## WHAT YOU WILL DO
Gather every line from the entries below that includes "Copy".

Stored data:
-=-=-

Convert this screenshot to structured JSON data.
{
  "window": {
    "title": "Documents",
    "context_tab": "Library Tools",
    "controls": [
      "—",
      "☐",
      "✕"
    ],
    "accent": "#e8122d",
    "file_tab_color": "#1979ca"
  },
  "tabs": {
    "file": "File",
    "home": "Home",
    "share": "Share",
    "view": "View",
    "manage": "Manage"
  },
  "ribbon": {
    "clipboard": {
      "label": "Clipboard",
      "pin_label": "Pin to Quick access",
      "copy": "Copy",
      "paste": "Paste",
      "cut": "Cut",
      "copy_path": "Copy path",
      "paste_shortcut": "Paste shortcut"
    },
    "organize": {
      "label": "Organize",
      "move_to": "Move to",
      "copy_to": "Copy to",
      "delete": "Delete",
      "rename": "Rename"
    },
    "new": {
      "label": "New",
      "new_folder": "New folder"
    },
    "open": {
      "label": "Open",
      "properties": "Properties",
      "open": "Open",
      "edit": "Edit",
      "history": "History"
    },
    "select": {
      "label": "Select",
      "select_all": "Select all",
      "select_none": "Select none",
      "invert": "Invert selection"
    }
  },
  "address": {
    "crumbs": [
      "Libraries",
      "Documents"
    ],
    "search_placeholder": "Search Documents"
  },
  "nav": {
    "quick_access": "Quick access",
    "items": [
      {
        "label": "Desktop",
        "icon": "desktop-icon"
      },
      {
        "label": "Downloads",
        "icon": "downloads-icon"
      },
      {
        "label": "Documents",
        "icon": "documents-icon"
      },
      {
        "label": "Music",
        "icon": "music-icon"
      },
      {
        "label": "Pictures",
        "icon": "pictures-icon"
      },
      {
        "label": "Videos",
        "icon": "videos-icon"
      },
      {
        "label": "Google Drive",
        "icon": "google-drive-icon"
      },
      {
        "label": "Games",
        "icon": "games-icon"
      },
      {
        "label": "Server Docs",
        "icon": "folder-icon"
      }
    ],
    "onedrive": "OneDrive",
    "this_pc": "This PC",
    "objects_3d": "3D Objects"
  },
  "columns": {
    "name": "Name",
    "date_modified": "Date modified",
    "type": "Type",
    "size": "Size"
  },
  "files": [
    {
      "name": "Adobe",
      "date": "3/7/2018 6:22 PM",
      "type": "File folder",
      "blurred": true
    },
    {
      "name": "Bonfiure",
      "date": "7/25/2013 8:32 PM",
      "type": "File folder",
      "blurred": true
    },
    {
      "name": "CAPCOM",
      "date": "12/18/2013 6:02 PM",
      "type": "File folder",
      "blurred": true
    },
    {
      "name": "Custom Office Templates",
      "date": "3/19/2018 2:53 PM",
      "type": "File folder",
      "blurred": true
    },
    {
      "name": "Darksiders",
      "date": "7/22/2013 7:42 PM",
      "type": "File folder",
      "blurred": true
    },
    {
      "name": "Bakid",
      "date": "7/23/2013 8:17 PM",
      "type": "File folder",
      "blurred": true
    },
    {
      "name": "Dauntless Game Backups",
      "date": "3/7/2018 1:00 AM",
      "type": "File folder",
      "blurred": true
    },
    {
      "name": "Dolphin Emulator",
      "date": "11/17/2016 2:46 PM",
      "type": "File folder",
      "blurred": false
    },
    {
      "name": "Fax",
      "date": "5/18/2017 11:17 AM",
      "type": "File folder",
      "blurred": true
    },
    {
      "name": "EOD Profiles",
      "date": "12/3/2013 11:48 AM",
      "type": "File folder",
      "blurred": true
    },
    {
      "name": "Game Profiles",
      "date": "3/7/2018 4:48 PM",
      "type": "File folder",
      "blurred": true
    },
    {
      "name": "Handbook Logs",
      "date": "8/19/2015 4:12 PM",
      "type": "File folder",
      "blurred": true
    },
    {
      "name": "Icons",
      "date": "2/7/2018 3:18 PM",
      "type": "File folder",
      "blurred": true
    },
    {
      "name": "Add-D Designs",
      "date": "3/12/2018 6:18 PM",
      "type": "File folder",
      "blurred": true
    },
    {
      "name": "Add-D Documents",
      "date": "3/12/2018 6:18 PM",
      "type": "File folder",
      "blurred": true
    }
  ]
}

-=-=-

## YOUR SOLUTION
      "copy": "Copy",
      "copy_path": "Copy path",
      "copy_to": "Copy to",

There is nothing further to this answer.